What you are asked to do: Each record must appear in your answer exactly as it does below.

+++ Records for processing

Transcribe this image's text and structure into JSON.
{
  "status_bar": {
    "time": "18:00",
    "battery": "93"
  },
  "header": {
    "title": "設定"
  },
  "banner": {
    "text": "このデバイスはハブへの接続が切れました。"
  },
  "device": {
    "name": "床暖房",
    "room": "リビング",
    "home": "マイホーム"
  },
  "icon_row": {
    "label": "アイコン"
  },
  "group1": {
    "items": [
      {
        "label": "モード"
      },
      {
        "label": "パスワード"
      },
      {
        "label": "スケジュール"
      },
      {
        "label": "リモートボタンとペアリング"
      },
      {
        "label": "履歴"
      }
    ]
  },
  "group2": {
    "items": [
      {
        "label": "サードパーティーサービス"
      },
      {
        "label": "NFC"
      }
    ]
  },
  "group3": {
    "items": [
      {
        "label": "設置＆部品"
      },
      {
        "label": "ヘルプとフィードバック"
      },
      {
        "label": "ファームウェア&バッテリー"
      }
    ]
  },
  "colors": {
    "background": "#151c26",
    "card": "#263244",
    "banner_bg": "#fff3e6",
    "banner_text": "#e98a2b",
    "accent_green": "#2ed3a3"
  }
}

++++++

Result of this task:
Transcribe this image's text and structure into JSON.
{
  "status_bar": {
    "time": "18:00",
    "battery": "93"
  },
  "header": {
    "title": "設定"
  },
  "banner": {
    "text": "このデバイスはハブへの接続が切れました。"
  },
  "device": {
    "name": "床暖房",
    "room": "リビング",
    "home": "マイホーム"
  },
  "icon_row": {
    "label": "アイコン"
  },
  "group1": {
    "items": [
      {
        "label": "モード"
      },
      {
        "label": "パスワード"
      },
      {
        "label": "スケジュール"
      },
      {
        "label": "リモートボタンとペアリング"
      },
      {
        "label": "履歴"
      }
    ]
  },
  "group2": {
    "items": [
      {
        "label": "サードパーティーサービス"
      },
      {
        "label": "NFC"
      }
    ]
  },
  "group3": {
    "items": [
      {
        "label": "設置＆部品"
      },
      {
        "label": "ヘルプとフィードバック"
      },
      {
        "label": "ファームウェア&バッテリー"
      }
    ]
  },
  "colors": {
    "background": "#151c26",
    "card": "#263244",
    "banner_bg": "#fff3e6",
    "banner_text": "#e98a2b",
    "accent_green": "#2ed3a3"
  }
}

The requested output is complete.